Source data
┌──
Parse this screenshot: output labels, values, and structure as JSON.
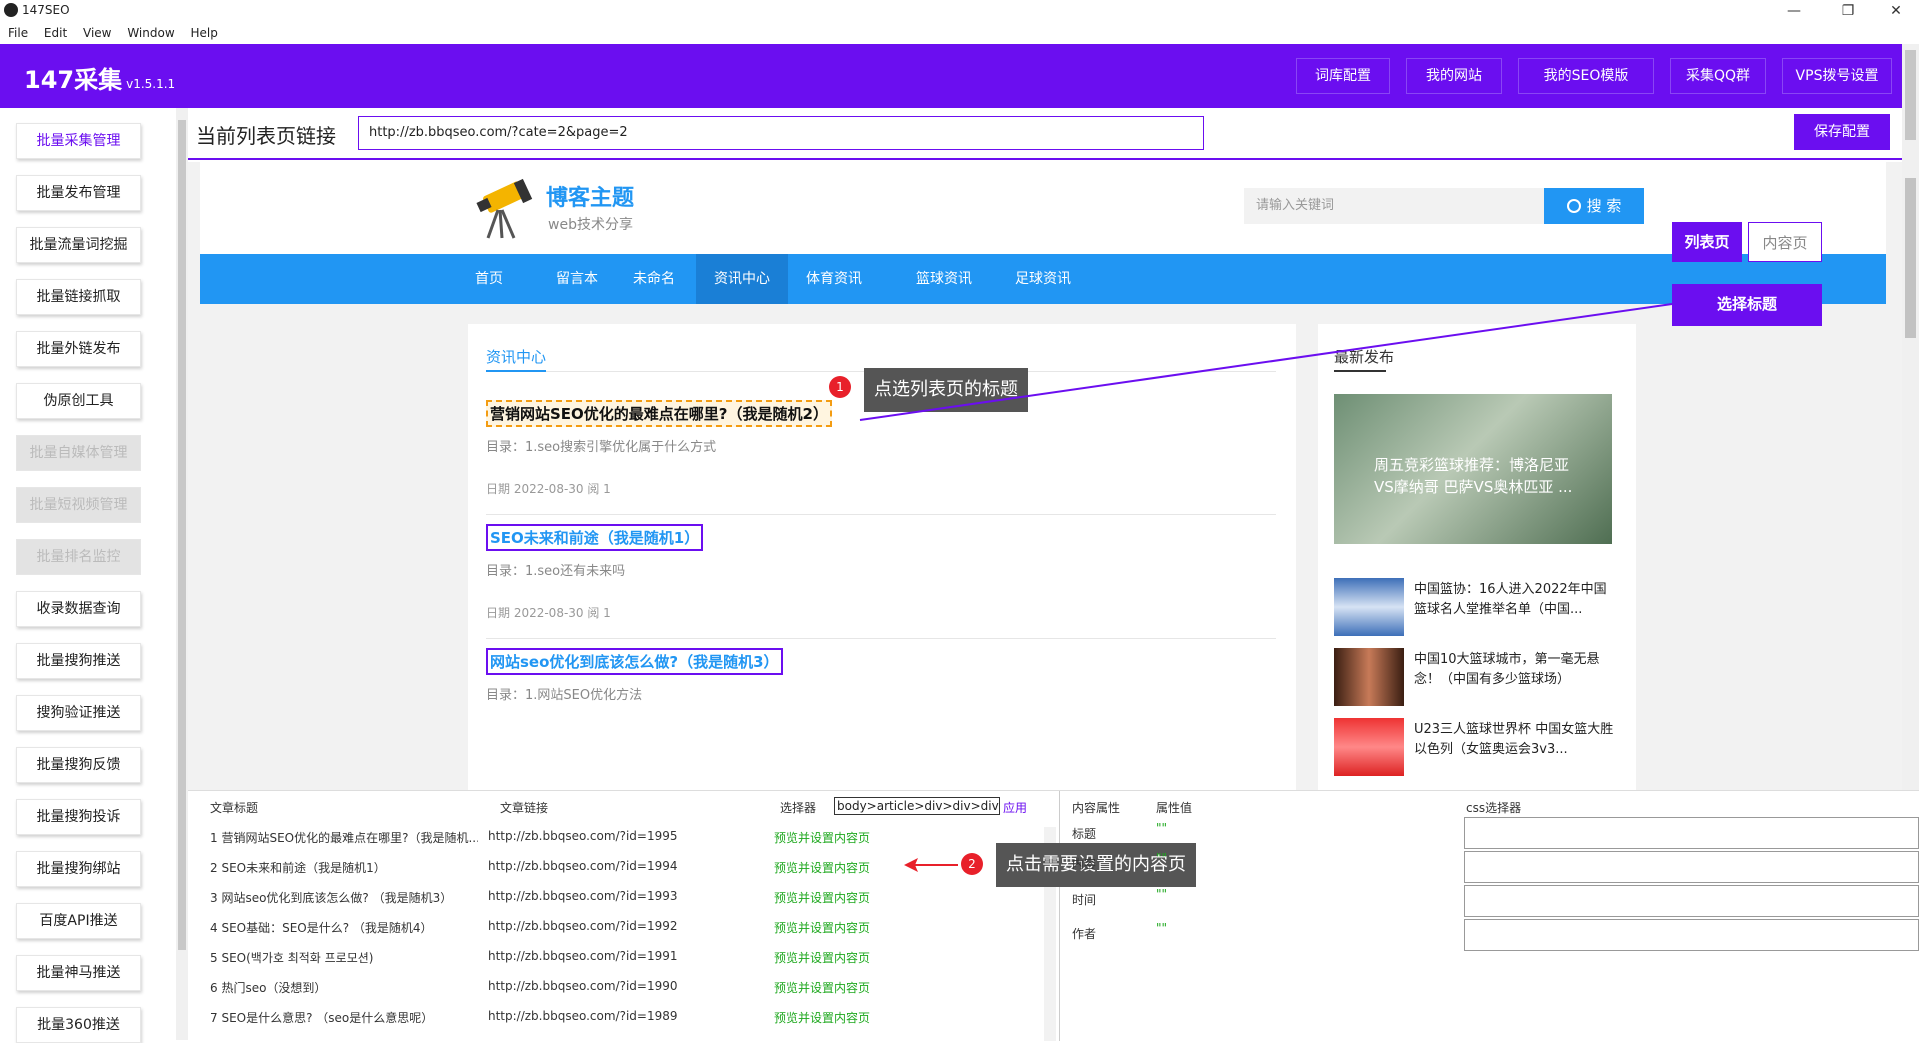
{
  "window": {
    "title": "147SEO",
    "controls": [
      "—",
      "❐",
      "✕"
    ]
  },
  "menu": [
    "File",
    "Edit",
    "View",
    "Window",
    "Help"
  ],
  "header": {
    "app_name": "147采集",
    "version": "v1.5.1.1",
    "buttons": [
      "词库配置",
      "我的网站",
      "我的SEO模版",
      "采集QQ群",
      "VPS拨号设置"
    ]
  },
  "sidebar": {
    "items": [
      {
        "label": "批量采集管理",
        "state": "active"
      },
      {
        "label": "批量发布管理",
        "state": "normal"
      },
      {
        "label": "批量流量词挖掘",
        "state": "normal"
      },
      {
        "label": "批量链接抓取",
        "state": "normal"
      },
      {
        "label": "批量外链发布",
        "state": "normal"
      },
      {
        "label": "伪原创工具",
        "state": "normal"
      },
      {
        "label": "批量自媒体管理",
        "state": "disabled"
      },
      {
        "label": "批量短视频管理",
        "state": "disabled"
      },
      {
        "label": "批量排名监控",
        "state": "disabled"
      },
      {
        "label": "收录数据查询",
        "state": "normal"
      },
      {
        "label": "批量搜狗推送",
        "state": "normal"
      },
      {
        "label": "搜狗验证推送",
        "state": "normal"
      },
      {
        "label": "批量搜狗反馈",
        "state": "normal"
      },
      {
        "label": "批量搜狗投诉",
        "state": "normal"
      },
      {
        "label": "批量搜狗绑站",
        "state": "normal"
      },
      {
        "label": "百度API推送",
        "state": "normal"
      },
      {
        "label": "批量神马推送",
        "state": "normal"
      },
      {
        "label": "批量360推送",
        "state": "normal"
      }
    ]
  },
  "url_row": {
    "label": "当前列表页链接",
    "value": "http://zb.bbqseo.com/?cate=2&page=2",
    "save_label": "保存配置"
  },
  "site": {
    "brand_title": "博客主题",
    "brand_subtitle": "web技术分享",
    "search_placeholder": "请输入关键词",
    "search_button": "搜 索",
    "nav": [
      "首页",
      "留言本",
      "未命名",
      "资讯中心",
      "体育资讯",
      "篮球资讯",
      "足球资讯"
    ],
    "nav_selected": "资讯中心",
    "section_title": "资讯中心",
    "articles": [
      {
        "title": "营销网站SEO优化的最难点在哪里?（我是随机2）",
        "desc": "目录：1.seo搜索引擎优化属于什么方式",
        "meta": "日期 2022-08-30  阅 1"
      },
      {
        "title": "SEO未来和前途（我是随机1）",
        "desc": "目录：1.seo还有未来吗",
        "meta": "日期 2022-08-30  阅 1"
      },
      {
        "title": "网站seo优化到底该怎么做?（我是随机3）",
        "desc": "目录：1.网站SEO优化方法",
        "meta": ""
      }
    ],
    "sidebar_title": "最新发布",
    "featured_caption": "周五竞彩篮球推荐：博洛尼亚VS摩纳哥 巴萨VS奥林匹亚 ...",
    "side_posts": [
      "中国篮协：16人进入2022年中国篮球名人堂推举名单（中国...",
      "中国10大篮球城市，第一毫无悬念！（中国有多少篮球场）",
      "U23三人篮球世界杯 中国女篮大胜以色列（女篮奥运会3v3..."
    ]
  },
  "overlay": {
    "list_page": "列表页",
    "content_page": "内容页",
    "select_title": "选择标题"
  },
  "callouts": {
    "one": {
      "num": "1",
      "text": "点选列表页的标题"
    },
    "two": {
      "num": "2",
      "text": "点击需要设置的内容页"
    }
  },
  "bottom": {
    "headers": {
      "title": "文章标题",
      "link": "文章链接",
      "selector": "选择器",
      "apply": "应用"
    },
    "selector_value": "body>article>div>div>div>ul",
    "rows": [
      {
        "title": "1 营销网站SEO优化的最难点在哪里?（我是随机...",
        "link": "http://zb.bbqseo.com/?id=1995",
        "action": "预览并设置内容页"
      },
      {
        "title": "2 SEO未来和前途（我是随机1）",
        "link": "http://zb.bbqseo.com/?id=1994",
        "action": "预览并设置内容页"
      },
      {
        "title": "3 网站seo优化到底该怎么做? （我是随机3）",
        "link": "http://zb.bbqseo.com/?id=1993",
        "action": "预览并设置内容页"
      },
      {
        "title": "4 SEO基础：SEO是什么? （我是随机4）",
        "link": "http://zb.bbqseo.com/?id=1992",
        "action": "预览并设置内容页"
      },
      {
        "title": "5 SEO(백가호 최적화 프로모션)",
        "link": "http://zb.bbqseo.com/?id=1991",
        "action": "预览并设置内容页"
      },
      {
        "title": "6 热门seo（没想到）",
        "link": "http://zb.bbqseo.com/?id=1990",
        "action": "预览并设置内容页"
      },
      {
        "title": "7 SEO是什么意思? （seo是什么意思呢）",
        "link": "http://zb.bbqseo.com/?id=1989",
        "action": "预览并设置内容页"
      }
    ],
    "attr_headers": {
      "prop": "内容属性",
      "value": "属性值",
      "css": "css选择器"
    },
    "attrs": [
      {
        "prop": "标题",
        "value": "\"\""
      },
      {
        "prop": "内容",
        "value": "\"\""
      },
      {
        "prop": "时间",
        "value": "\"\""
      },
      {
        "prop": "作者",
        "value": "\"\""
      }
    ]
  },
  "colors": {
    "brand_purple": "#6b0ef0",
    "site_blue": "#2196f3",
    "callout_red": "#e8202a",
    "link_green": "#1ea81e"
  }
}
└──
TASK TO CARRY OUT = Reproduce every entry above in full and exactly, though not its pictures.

TASK ANSWER =
Parse this screenshot: output labels, values, and structure as JSON.
{
  "window": {
    "title": "147SEO",
    "controls": [
      "—",
      "❐",
      "✕"
    ]
  },
  "menu": [
    "File",
    "Edit",
    "View",
    "Window",
    "Help"
  ],
  "header": {
    "app_name": "147采集",
    "version": "v1.5.1.1",
    "buttons": [
      "词库配置",
      "我的网站",
      "我的SEO模版",
      "采集QQ群",
      "VPS拨号设置"
    ]
  },
  "sidebar": {
    "items": [
      {
        "label": "批量采集管理",
        "state": "active"
      },
      {
        "label": "批量发布管理",
        "state": "normal"
      },
      {
        "label": "批量流量词挖掘",
        "state": "normal"
      },
      {
        "label": "批量链接抓取",
        "state": "normal"
      },
      {
        "label": "批量外链发布",
        "state": "normal"
      },
      {
        "label": "伪原创工具",
        "state": "normal"
      },
      {
        "label": "批量自媒体管理",
        "state": "disabled"
      },
      {
        "label": "批量短视频管理",
        "state": "disabled"
      },
      {
        "label": "批量排名监控",
        "state": "disabled"
      },
      {
        "label": "收录数据查询",
        "state": "normal"
      },
      {
        "label": "批量搜狗推送",
        "state": "normal"
      },
      {
        "label": "搜狗验证推送",
        "state": "normal"
      },
      {
        "label": "批量搜狗反馈",
        "state": "normal"
      },
      {
        "label": "批量搜狗投诉",
        "state": "normal"
      },
      {
        "label": "批量搜狗绑站",
        "state": "normal"
      },
      {
        "label": "百度API推送",
        "state": "normal"
      },
      {
        "label": "批量神马推送",
        "state": "normal"
      },
      {
        "label": "批量360推送",
        "state": "normal"
      }
    ]
  },
  "url_row": {
    "label": "当前列表页链接",
    "value": "http://zb.bbqseo.com/?cate=2&page=2",
    "save_label": "保存配置"
  },
  "site": {
    "brand_title": "博客主题",
    "brand_subtitle": "web技术分享",
    "search_placeholder": "请输入关键词",
    "search_button": "搜 索",
    "nav": [
      "首页",
      "留言本",
      "未命名",
      "资讯中心",
      "体育资讯",
      "篮球资讯",
      "足球资讯"
    ],
    "nav_selected": "资讯中心",
    "section_title": "资讯中心",
    "articles": [
      {
        "title": "营销网站SEO优化的最难点在哪里?（我是随机2）",
        "desc": "目录：1.seo搜索引擎优化属于什么方式",
        "meta": "日期 2022-08-30  阅 1"
      },
      {
        "title": "SEO未来和前途（我是随机1）",
        "desc": "目录：1.seo还有未来吗",
        "meta": "日期 2022-08-30  阅 1"
      },
      {
        "title": "网站seo优化到底该怎么做?（我是随机3）",
        "desc": "目录：1.网站SEO优化方法",
        "meta": ""
      }
    ],
    "sidebar_title": "最新发布",
    "featured_caption": "周五竞彩篮球推荐：博洛尼亚VS摩纳哥 巴萨VS奥林匹亚 ...",
    "side_posts": [
      "中国篮协：16人进入2022年中国篮球名人堂推举名单（中国...",
      "中国10大篮球城市，第一毫无悬念！（中国有多少篮球场）",
      "U23三人篮球世界杯 中国女篮大胜以色列（女篮奥运会3v3..."
    ]
  },
  "overlay": {
    "list_page": "列表页",
    "content_page": "内容页",
    "select_title": "选择标题"
  },
  "callouts": {
    "one": {
      "num": "1",
      "text": "点选列表页的标题"
    },
    "two": {
      "num": "2",
      "text": "点击需要设置的内容页"
    }
  },
  "bottom": {
    "headers": {
      "title": "文章标题",
      "link": "文章链接",
      "selector": "选择器",
      "apply": "应用"
    },
    "selector_value": "body>article>div>div>div>ul",
    "rows": [
      {
        "title": "1 营销网站SEO优化的最难点在哪里?（我是随机...",
        "link": "http://zb.bbqseo.com/?id=1995",
        "action": "预览并设置内容页"
      },
      {
        "title": "2 SEO未来和前途（我是随机1）",
        "link": "http://zb.bbqseo.com/?id=1994",
        "action": "预览并设置内容页"
      },
      {
        "title": "3 网站seo优化到底该怎么做? （我是随机3）",
        "link": "http://zb.bbqseo.com/?id=1993",
        "action": "预览并设置内容页"
      },
      {
        "title": "4 SEO基础：SEO是什么? （我是随机4）",
        "link": "http://zb.bbqseo.com/?id=1992",
        "action": "预览并设置内容页"
      },
      {
        "title": "5 SEO(백가호 최적화 프로모션)",
        "link": "http://zb.bbqseo.com/?id=1991",
        "action": "预览并设置内容页"
      },
      {
        "title": "6 热门seo（没想到）",
        "link": "http://zb.bbqseo.com/?id=1990",
        "action": "预览并设置内容页"
      },
      {
        "title": "7 SEO是什么意思? （seo是什么意思呢）",
        "link": "http://zb.bbqseo.com/?id=1989",
        "action": "预览并设置内容页"
      }
    ],
    "attr_headers": {
      "prop": "内容属性",
      "value": "属性值",
      "css": "css选择器"
    },
    "attrs": [
      {
        "prop": "标题",
        "value": "\"\""
      },
      {
        "prop": "内容",
        "value": "\"\""
      },
      {
        "prop": "时间",
        "value": "\"\""
      },
      {
        "prop": "作者",
        "value": "\"\""
      }
    ]
  },
  "colors": {
    "brand_purple": "#6b0ef0",
    "site_blue": "#2196f3",
    "callout_red": "#e8202a",
    "link_green": "#1ea81e"
  }
}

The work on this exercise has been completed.